DENVER -- The American Water Works Association today praised the U.S. Environmental Protection Agency’s new rule to reduce pollutants from steam electric power plants, noting that the final rule contains significant improvements in addressing bromide discharges.
EPA on Wednesday announced the first-ever national limitations for pollutants under the Clean Water Act to control the amount of heavy metals, nutrients and other pollutants that steam power plants discharge into rivers and lakes, many of which serve as drinking water sources.
“This rule is a great example of using the Clean Water Act to potentially minimize degradation of drinking water sources and to protect public health,” said Tracy Mehan, AWWA Executive Director of Government Affairs. “AWWA members played a key role in the rulemaking process. It’s gratifying that EPA listened carefully to the water community’s comments and incorporated them.”
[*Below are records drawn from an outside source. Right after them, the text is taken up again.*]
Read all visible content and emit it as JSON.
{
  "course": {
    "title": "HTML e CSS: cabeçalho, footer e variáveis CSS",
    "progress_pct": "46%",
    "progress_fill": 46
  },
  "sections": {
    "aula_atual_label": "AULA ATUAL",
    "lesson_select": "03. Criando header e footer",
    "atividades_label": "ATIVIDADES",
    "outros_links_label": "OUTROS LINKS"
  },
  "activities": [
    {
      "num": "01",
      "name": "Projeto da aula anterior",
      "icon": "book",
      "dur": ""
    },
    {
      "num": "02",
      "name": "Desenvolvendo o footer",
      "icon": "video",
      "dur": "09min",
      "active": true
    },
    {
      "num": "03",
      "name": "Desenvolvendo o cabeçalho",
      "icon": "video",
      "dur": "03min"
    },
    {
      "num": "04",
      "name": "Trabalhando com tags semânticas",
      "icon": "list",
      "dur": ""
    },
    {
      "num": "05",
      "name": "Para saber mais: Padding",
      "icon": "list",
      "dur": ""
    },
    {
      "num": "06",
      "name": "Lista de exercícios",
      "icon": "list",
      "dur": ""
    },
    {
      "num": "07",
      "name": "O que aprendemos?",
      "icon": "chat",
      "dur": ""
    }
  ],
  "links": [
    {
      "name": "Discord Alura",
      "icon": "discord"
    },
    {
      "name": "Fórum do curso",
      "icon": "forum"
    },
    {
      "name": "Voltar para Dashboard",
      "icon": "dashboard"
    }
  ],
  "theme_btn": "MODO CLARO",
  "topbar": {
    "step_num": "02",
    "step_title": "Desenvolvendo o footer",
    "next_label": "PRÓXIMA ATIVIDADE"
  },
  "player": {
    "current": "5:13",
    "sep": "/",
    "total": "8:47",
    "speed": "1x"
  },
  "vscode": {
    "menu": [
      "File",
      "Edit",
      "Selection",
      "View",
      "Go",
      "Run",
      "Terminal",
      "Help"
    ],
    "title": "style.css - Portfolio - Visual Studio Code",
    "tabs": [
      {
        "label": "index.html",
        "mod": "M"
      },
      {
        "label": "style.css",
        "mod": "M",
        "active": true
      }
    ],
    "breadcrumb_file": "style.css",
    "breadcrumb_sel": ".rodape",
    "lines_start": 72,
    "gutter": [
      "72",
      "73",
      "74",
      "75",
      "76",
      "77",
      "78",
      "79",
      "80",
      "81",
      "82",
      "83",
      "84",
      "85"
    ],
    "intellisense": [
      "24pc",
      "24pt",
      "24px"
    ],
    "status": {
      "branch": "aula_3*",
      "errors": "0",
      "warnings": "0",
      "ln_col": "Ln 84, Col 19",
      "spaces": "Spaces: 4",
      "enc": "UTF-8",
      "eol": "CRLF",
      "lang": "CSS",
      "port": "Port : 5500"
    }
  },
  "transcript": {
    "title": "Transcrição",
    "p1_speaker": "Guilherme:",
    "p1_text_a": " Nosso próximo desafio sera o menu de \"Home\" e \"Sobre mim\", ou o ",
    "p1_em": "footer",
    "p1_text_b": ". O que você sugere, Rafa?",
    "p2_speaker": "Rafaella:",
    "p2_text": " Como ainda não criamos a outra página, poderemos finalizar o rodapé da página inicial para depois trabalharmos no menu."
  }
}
The new limitations will prevent 1.4 million pounds of pollutants from being discharged into U.S. waters every year, protecting many precious drinking water sources.
For drinking water providers, increased bromide discharges from wet scrubbers – equipment that uses spray droplets to control particulates, sulfur dioxide and other air pollutants -- was the primary concern in the proposed rule. AWWA analyses found that several hundred drinking water intakes were downstream of power plants where wet scrubbers were being used or could be used for future compliance with the steam power plant rule. With increased bromide discharges, water systems could struggle to comply with disinfection by-product regulations, because additional bromide in raw water reacts with chlorine to form higher levels of brominated DBPs. Estimated national compliance costs for water systems to install additional treatment could have cost millions of dollars per year.
The final rule recommends that, depending on site-specific conditions and applicable state water quality standards, it may be appropriate for permitting authorities to establish water quality-based effluent limitations on Total Dissolved Solids or bromide, especially where steam power plants are located upstream from drinking water intakes.
Established in 1881, the American Water Works Association is the largest nonprofit, scientific and educational association dedicated to managing and treating water, the world’s most important resource. With approximately 50,000 members, AWWA provides solutions to improve public health, protect the environment, strengthen the economy and enhance our quality of life.